Young Malala Yousafzai was only 12 years old when she began advocating for children’s education, her anonymous blog Diary of a Pakistani Schoolgirl took the world by storm when the BBC covered it and posted it on their website. Within the lines of this blog, Malala discussed the difficulties she and her fellow classmates were facing because the Taliban’s ban on girls going to school. Many schools were blown up and destroyed in order to impose the ban; although the country has attempted to safeguard those schools children still feared to go to school in the morning and particularly girls who are thought to be only meant for the household and childrearing. An excerpt of her diary shows the sadness felt among the girls who seem to know the inevitable fact that they would be denied their basic right to an education:
“This time round, the girls were not too excited about vacations because they knew if the Taleban implemented their edict they would not be able to come to school again. Some girls were optimistic that the schools would reopen in February but others said that their parents had decided to shift from Swat and go to other cities for the sake of their education.”
Three years later, at the age of 15 years old, Yousafzai was on her way to school one morning when the Taliban climbed onto her bus and opened fire. They shot her in the head causing her skull to fracture. This accident only pushed her activist tendencies further when she realized that nothing would stop her from getting an education and how essential this was particularly for young girls. Throughout her plight for children’s education she has been on the front page of the New York Times and has been the youngest nominee for the Nobel Peace Prize.
On July 12th 2013, Malala represented children across the world when she spoke before UN Secretary General Ban Ki-Moon and presented him with a petition to tackle the education emergency and ensure that every child has a chance to get an education and reach their fullest potential. In what the UN has dubbed the first ever youth takeover of the United Nations, Malala comes joined by 650 other youth delegates who’s goal is to ensure that by 2015, the 57 million children who do not have access to education will be recounted to zero.
Yousafzai’s statement was “On 15 June, fourteen girls were murdered in Pakistan simply because they wanted an education. Many people know my story but there are stories every day of children fighting for an education.

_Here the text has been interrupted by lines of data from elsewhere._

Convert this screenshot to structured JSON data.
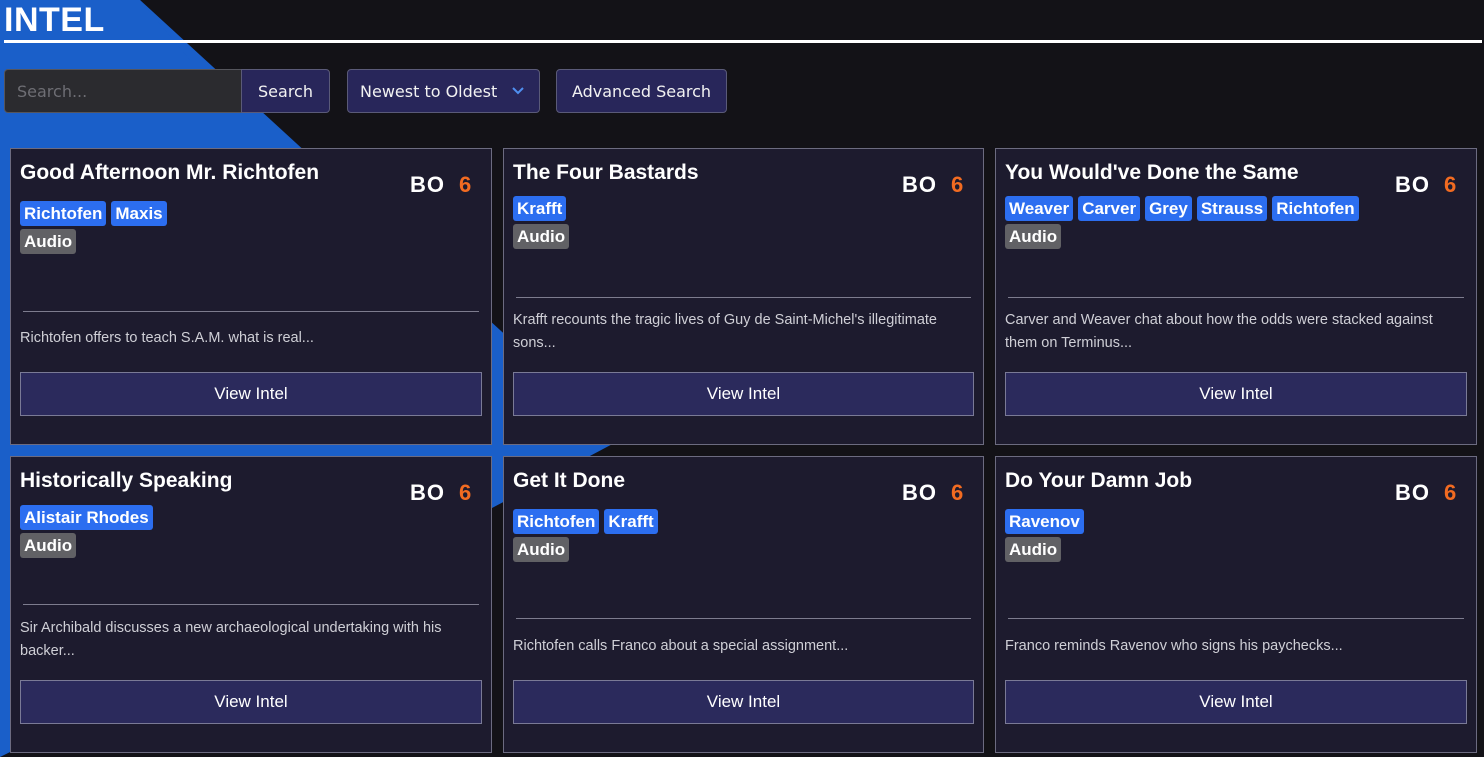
{
  "header": {
    "title": "INTEL"
  },
  "toolbar": {
    "search_placeholder": "Search...",
    "search_label": "Search",
    "sort_label": "Newest to Oldest",
    "advanced_label": "Advanced Search"
  },
  "colors": {
    "background": "#131217",
    "accent_blue": "#1a5fc9",
    "card_bg": "#1d1b2e",
    "button_bg": "#2b2a5c",
    "tag_character": "#2c6ef0",
    "tag_type": "#616165",
    "logo_orange": "#f26b21"
  },
  "logo_text": {
    "left": "BO",
    "right": "6"
  },
  "cards": [
    {
      "title": "Good Afternoon Mr. Richtofen",
      "characters": [
        "Richtofen",
        "Maxis"
      ],
      "type": "Audio",
      "description": "Richtofen offers to teach S.A.M. what is real...",
      "button": "View Intel"
    },
    {
      "title": "The Four Bastards",
      "characters": [
        "Krafft"
      ],
      "type": "Audio",
      "description": "Krafft recounts the tragic lives of Guy de Saint-Michel's illegitimate sons...",
      "button": "View Intel"
    },
    {
      "title": "You Would've Done the Same",
      "characters": [
        "Weaver",
        "Carver",
        "Grey",
        "Strauss",
        "Richtofen"
      ],
      "type": "Audio",
      "description": "Carver and Weaver chat about how the odds were stacked against them on Terminus...",
      "button": "View Intel"
    },
    {
      "title": "Historically Speaking",
      "characters": [
        "Alistair Rhodes"
      ],
      "type": "Audio",
      "description": "Sir Archibald discusses a new archaeological undertaking with his backer...",
      "button": "View Intel"
    },
    {
      "title": "Get It Done",
      "characters": [
        "Richtofen",
        "Krafft"
      ],
      "type": "Audio",
      "description": "Richtofen calls Franco about a special assignment...",
      "button": "View Intel"
    },
    {
      "title": "Do Your Damn Job",
      "characters": [
        "Ravenov"
      ],
      "type": "Audio",
      "description": "Franco reminds Ravenov who signs his paychecks...",
      "button": "View Intel"
    }
  ]
}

'The basic right to education is under attack around the world. We need change now and I need your help to achieve it. You can help me and girls and boys across the world. We are asking the United Nations General Assembly to fund new teachers, schools, books and recommit to getting every girl and boy in school by December 2015.”
In her speech, this young girl shows a level of eloquence that many world leaders can learn from. She discusses the issues with passion and a conviction that causes her listeners to give her a standing ovation at the end of her speech. She demands peace and tranquility and the right to an education for all children. Through the pursuit of an education, woman particularly will be independent and capable of achieving great things. She thanks her supporters for the love they showed her and goes on to state that she holds no grudges against the Taliban. Inspired by prominent figures such an Nelson Mandela, Martin Luther King Jr, and Benazir Bhutto, this young woman speaks before a full house in the UN general assembly advocating her petition and demanding the rights of the children she represents.

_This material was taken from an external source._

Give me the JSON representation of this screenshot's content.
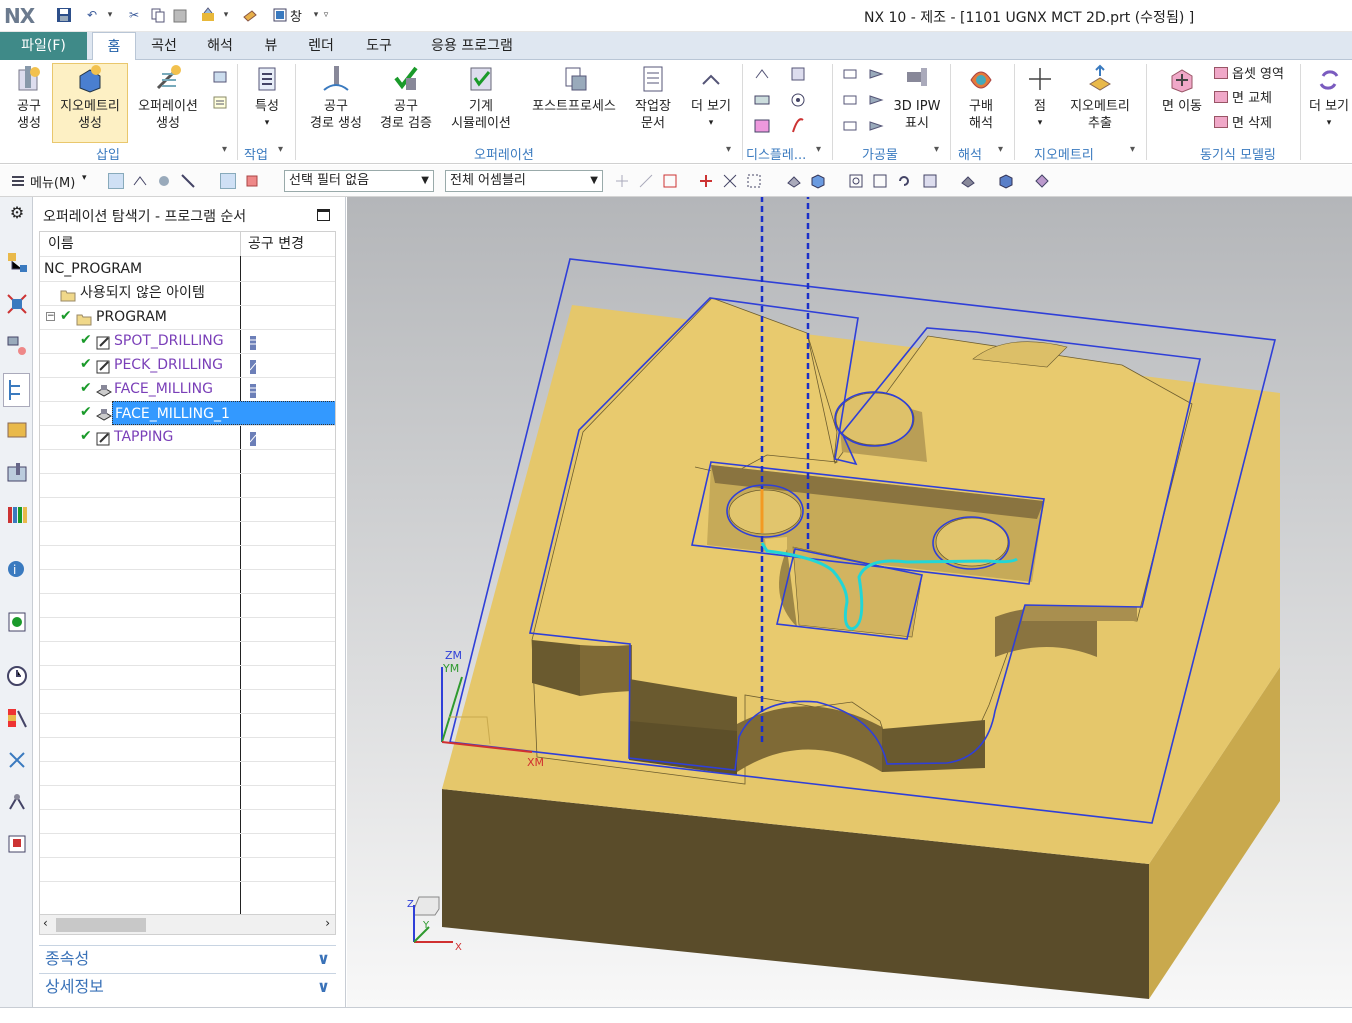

It’s inspiring to see what young people are capable of once they know they have it in themselves to achieve their goals. The world is excited as we wait and see the number drop to zero and education become a right to each and every child out there. One can only imagine what the world will look like when Malala Yousafzai achieves her goal.
The speech at the UN:
Malala’s online petition: